§ **Action item**
The required result is each line of the entries below containing the string "Books".

§ **Source information**
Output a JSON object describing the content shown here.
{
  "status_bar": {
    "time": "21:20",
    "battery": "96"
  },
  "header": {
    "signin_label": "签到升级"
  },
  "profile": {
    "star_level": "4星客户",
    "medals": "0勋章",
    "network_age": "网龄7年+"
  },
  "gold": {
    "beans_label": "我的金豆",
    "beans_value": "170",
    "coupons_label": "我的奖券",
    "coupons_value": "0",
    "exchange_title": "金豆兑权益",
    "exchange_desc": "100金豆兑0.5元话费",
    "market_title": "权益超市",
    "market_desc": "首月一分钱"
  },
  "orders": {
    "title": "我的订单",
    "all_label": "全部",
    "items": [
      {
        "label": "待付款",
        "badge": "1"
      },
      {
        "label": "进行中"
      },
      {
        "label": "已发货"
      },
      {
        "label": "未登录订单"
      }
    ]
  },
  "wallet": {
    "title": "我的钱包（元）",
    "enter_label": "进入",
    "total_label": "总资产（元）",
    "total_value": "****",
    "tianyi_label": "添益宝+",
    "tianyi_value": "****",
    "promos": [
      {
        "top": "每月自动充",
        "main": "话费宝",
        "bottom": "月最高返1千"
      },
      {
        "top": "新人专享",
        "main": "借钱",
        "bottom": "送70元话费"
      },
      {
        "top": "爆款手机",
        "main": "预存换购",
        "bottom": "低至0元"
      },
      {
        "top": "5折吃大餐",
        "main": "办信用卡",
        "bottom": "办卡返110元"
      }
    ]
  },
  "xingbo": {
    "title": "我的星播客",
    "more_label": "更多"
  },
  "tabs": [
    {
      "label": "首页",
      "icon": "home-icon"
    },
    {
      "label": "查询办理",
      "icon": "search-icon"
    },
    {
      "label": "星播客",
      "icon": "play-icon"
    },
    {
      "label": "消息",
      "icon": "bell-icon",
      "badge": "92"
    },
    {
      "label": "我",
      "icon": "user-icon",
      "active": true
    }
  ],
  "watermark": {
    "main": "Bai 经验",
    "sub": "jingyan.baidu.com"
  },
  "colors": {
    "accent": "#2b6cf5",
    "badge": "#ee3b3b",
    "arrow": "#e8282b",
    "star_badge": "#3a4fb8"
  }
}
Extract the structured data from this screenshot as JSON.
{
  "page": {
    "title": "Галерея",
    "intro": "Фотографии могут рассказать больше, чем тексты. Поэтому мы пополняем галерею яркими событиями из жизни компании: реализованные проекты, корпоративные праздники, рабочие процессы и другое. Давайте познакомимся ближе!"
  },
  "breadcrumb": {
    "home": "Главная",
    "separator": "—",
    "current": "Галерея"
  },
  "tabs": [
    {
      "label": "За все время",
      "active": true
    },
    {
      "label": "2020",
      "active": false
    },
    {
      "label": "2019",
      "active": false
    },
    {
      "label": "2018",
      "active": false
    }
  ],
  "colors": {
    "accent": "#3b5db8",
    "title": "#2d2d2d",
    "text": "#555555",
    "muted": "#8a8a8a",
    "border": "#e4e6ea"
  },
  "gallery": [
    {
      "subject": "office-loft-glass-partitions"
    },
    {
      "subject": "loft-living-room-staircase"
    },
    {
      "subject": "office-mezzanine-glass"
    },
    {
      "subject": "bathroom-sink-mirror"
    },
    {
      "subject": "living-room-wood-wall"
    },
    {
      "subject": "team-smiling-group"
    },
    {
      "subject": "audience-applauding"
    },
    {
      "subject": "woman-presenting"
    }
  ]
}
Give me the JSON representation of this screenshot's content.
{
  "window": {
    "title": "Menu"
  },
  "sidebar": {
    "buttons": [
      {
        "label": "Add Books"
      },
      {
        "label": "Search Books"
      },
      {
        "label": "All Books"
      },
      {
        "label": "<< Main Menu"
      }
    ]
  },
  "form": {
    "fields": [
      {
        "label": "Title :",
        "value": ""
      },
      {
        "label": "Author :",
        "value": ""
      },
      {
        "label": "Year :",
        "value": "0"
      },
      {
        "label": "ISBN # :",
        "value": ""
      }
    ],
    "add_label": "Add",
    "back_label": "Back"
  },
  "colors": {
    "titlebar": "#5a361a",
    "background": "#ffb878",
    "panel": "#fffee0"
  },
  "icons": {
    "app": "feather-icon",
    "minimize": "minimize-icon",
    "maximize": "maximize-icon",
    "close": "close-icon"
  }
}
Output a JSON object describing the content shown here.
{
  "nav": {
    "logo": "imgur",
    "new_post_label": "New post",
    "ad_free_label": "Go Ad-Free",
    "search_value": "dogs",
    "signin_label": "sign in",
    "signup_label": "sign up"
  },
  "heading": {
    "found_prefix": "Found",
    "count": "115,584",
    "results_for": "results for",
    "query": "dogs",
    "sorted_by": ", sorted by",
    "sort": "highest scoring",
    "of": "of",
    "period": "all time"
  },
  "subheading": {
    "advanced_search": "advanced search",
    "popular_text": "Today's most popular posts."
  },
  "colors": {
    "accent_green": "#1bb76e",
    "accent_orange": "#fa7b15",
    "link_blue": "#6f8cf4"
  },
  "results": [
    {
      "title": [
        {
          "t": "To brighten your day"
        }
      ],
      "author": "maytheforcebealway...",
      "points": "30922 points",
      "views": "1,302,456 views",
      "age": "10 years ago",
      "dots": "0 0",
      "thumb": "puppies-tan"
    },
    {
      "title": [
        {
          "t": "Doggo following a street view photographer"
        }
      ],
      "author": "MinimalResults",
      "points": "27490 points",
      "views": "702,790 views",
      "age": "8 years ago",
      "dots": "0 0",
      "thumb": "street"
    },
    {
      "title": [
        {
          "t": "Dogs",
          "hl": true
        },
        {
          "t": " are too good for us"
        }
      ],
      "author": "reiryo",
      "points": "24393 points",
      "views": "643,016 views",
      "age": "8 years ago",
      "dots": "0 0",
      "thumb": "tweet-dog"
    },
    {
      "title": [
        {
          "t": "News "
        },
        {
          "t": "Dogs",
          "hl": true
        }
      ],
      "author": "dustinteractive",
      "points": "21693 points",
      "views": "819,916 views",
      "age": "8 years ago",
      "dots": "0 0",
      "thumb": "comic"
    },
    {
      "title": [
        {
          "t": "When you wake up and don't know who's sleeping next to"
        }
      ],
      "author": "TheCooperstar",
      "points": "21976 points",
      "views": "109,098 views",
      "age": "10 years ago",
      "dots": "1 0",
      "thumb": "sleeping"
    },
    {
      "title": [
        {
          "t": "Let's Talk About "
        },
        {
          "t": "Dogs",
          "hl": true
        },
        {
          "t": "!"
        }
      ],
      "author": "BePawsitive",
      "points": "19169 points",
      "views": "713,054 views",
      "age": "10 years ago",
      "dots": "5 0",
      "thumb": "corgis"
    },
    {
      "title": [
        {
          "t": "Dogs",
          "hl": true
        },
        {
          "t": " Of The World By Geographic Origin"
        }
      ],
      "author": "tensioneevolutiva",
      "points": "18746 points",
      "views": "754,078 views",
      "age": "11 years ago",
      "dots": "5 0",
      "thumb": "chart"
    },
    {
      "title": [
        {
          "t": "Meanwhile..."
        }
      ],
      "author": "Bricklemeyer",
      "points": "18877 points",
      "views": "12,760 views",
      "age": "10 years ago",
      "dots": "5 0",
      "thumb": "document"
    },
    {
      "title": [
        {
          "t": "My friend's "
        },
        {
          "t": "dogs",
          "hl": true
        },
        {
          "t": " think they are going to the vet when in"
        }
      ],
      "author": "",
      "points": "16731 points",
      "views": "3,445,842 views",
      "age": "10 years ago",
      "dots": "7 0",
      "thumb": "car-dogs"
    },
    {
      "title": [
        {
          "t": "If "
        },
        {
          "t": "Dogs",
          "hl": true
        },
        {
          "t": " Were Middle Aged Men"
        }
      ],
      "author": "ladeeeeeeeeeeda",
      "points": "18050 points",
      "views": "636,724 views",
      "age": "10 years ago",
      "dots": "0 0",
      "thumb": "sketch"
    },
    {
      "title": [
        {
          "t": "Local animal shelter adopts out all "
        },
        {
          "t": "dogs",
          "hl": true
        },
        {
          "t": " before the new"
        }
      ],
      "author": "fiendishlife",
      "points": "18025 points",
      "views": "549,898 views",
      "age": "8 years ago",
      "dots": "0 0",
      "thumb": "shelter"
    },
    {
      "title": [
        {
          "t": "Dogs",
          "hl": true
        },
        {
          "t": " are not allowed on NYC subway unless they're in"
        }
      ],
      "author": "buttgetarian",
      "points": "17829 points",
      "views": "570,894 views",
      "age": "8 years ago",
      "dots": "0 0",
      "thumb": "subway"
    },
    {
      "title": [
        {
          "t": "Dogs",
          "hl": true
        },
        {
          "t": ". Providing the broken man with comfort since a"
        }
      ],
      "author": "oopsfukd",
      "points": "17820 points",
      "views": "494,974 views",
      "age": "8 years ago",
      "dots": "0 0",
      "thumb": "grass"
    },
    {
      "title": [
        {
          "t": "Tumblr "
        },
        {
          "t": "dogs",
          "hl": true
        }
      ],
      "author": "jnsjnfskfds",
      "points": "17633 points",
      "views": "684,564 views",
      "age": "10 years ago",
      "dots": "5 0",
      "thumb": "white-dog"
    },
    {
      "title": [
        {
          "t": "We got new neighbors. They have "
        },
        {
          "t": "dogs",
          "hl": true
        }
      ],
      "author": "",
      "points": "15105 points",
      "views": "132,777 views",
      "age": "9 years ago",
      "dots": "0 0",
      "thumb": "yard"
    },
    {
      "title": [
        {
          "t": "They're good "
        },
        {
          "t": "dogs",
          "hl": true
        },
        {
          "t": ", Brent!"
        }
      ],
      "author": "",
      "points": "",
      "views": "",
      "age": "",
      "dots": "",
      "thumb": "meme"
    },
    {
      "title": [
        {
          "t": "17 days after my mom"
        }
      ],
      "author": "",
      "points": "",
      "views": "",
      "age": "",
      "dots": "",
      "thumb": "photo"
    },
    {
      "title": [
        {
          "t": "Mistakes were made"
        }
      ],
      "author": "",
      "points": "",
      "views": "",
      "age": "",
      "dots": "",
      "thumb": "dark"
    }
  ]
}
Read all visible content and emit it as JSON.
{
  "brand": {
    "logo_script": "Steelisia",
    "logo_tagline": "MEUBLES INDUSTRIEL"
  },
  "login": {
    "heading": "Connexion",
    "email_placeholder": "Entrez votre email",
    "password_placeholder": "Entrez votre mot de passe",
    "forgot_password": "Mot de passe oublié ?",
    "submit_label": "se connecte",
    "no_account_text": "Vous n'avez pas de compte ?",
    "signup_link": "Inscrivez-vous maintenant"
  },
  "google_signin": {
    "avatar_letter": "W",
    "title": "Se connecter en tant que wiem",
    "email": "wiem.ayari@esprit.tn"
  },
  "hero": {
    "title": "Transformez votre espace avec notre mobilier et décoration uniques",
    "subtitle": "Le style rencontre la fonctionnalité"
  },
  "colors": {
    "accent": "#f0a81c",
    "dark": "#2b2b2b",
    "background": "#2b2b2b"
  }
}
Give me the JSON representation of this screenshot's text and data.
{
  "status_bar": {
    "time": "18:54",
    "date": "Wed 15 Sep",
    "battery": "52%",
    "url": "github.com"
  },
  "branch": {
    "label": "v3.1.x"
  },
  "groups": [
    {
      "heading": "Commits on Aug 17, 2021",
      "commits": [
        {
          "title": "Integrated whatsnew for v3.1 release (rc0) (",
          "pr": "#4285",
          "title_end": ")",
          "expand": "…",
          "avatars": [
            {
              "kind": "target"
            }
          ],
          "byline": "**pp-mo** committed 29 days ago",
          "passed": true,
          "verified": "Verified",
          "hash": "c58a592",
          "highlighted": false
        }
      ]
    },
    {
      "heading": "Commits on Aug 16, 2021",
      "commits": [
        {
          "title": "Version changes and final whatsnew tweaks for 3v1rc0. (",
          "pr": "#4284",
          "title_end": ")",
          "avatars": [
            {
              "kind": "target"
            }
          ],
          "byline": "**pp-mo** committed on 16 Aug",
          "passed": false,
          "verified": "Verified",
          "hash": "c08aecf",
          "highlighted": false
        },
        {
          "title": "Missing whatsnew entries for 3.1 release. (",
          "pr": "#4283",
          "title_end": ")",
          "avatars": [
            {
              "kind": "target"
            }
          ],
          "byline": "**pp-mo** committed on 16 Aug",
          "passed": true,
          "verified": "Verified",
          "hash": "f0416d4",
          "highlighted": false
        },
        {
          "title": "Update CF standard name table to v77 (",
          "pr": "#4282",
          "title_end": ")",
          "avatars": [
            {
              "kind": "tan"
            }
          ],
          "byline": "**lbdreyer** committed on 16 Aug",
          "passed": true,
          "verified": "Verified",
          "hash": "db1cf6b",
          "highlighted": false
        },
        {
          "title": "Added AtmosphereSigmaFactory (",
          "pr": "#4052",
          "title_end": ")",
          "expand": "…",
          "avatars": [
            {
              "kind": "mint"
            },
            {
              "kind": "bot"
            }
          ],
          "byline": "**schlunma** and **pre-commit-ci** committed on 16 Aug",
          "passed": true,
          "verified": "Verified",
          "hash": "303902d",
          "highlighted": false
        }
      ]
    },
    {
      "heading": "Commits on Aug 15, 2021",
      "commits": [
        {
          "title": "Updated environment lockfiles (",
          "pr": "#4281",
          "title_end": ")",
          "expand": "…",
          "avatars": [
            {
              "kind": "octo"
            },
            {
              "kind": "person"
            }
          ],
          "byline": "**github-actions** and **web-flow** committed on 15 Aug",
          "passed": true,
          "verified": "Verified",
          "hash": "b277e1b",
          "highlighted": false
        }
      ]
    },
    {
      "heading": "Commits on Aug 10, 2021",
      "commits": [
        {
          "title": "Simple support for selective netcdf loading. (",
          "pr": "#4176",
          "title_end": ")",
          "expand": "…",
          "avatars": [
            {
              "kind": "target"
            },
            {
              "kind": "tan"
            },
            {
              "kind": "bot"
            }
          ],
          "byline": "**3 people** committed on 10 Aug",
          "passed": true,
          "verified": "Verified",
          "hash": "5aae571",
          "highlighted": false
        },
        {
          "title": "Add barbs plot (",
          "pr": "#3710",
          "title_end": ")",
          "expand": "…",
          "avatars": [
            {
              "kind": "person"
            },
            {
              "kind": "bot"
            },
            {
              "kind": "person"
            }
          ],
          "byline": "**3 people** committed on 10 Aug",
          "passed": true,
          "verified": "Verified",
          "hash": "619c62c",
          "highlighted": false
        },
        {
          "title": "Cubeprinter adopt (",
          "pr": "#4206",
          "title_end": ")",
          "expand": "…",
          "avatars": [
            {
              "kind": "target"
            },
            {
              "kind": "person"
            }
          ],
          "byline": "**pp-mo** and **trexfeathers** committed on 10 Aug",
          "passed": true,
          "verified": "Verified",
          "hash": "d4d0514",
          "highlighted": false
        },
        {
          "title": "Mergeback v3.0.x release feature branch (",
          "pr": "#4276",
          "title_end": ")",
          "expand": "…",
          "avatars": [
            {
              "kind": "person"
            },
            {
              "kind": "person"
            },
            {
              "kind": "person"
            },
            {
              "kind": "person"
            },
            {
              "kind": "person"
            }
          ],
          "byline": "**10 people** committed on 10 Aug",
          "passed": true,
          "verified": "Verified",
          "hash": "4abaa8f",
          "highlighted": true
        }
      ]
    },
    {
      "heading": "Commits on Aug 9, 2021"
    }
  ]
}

§ **Solution to this problem**
        "label": "Add Books"
        "label": "Search Books"
        "label": "All Books"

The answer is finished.